One of the most important decision to make about your organization is its email hosting. Email is quickly becoming a predominant business communication tool, and its reliability, increasingly important. (Pictured left, an email server cluster with Barracuda anti-spam firewall visible below.)
This series of tutorials will explain how email hosting work, and give you the basic knowledge to make an informed choice when selecting an email hosting provider. Themes touched on will include server uptime, vendor reputation, common anti-spam setups (especially) in shared hosting environments, and tips to select a reliable email/web hosting provider.
These tutorials do not focus on hosted webmail service like Hotmail, standard Yahoo!, or Gmail; instead, on actual web and email hosting companies who provide email communication and infrastructure for a domain name of your choice, like Yahoo's "Business Mail", which is in fact an email hosting service.
In order to be able to send or receive emails, you need an email server (sometimes called "mail server"). Especially in smaller organizations, email servers are bundled with internal or external web servers (which should be avoided, as explained later.)
The term Email Server confusingly refers to two different aspects of email hosting: the email server can refer to the hardware server on which emails are handled in a dedicated email server scenario. Email server also refers to the software used on the server to handle emails, whether a dedicated email server is used, or emails are handled by a server performing another function (like web server.)
The email server is responsible for receiving, distributing or relaying emails. Each mail server on the Internet has a unique location: when you send an email to your friend Alice, "DNS servers" around the world inform webmail services and email servers where they should forward emails for the particular email domain Alice uses ("firstname.lastname@example.org").
DNS ("Domain Name System") consists of virtual records documenting the physical server of a domain name (like FreeEmailTutorials.com). DNS records are also used to lookup the location of email servers.
For most basic email tasks, either one of the three operating systems will do the job; and you can use any mail server you want (assuming it has a version for the server operating system in question). The operating system you are using yourself on your own computer doesn't matter that much; note though, that using a Microsoft Exchange server will have a smoother integration with Windows PC's, although this mostly affects advanced collaboration functionality, and tends to be adopted by other vendors (think of iPhones and Macs that now fully support working with Exchange servers). What should guide your decision ultimately is both cost of ownership, maintenance, and the return on investment by having your own server in-house, as opposed to having it outsourced to a third-party.
Caution: start by thoroughly researching the common expectations (or laws) for your particular industry; some US defense contractors, for example, have to comply with Department of Defense requirements for secure email exchanges and storage. If you are not in such a case.

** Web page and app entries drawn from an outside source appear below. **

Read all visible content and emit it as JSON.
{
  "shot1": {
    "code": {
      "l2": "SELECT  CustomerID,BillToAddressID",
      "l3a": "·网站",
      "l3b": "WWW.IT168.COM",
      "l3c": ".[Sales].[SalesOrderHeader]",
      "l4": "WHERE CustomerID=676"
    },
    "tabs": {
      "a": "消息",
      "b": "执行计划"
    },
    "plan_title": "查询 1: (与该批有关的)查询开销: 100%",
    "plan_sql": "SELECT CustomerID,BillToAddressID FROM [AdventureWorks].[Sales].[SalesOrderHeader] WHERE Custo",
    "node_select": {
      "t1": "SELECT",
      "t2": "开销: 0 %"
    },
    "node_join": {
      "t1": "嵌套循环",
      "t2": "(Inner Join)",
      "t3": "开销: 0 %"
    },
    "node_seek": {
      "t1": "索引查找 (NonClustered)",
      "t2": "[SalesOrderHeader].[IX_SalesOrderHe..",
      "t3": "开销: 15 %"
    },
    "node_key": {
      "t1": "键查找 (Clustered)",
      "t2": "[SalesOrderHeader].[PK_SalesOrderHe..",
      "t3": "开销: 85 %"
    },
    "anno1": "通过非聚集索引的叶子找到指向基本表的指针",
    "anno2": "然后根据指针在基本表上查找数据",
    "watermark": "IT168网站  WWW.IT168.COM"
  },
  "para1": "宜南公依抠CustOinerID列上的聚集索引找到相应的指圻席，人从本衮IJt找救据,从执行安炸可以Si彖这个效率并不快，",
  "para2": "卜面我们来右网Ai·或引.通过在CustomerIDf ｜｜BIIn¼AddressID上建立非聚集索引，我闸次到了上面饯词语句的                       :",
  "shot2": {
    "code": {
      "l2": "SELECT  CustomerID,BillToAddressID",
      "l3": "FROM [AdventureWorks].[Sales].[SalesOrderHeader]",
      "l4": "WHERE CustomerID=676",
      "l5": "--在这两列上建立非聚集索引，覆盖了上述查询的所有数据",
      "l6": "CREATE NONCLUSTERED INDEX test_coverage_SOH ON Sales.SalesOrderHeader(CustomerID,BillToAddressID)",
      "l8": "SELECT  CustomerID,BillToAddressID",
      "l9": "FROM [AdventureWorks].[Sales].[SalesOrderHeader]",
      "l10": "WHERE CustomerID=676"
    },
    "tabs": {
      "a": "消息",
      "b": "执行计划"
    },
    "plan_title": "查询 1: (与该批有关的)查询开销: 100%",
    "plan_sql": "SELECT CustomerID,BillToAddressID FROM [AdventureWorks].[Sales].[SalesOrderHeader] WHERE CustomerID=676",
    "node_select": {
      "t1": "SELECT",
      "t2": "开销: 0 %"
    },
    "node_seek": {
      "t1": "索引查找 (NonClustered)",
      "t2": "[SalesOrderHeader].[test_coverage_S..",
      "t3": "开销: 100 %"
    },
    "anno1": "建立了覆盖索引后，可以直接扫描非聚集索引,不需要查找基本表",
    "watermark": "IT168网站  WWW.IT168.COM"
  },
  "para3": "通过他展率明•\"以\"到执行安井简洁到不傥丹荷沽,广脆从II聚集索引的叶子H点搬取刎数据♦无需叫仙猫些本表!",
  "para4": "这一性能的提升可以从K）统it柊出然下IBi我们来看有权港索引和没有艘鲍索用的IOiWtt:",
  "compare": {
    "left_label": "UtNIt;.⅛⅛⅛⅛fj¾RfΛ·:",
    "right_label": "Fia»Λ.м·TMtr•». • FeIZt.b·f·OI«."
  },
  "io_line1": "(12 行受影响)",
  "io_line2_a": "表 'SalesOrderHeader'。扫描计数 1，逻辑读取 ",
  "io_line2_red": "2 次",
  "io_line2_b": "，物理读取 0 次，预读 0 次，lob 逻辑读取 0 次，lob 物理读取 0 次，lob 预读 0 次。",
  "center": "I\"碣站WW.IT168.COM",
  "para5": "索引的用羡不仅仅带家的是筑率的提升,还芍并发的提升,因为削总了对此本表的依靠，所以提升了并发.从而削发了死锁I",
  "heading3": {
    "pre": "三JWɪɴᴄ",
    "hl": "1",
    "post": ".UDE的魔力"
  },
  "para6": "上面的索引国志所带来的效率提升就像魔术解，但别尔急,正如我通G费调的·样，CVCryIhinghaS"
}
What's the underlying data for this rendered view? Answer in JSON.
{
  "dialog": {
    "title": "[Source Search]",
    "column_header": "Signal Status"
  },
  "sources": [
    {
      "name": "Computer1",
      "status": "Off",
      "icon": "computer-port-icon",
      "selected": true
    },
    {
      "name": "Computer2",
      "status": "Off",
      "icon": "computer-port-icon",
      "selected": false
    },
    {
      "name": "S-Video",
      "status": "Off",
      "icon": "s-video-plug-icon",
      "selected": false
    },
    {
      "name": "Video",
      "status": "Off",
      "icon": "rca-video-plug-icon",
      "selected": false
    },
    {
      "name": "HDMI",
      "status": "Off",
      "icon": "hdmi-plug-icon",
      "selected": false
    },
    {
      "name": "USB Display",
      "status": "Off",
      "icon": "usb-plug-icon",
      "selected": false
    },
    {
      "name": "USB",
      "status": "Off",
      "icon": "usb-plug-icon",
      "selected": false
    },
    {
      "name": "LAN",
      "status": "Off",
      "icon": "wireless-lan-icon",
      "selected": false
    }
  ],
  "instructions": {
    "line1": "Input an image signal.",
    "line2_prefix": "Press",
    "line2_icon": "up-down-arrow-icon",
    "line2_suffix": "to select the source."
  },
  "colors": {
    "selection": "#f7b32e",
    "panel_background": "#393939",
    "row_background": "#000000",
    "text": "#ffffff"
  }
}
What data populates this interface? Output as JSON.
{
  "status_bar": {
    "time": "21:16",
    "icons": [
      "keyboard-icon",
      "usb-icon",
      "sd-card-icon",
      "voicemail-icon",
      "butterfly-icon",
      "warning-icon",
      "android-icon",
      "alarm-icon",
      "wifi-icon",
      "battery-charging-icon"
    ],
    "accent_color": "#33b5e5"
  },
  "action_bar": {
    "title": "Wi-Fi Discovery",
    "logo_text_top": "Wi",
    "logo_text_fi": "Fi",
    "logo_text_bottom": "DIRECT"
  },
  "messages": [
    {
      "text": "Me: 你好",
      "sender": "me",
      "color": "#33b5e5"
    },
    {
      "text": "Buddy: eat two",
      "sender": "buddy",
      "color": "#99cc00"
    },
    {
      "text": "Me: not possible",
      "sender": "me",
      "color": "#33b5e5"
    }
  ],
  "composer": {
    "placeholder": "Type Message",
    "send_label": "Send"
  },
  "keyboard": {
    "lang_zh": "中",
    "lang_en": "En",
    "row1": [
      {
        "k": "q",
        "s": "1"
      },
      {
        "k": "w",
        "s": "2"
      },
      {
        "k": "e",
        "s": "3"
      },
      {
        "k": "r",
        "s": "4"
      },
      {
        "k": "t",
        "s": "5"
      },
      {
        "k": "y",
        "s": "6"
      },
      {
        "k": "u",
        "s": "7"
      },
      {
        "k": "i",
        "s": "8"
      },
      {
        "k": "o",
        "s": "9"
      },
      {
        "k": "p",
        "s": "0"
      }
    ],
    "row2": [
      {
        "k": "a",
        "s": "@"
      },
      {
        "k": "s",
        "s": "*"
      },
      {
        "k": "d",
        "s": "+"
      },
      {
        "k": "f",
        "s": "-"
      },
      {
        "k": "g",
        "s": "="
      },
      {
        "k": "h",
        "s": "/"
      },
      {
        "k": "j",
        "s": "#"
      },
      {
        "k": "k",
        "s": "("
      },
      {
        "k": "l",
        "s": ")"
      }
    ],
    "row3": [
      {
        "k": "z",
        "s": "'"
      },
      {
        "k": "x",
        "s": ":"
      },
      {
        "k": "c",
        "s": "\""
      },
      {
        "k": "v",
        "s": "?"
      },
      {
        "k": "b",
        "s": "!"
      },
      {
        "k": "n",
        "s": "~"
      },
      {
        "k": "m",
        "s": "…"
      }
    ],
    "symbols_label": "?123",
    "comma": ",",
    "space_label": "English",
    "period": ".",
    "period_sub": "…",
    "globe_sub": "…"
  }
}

Once you have learned a bit more about web and email hosting throughout these tutorials, we will share online resources that help you choose the ideal email host for your needs.
Host reputation, community feedback, hardware infrastructure, datacenter(s) location and redundancy, and software used all come into play.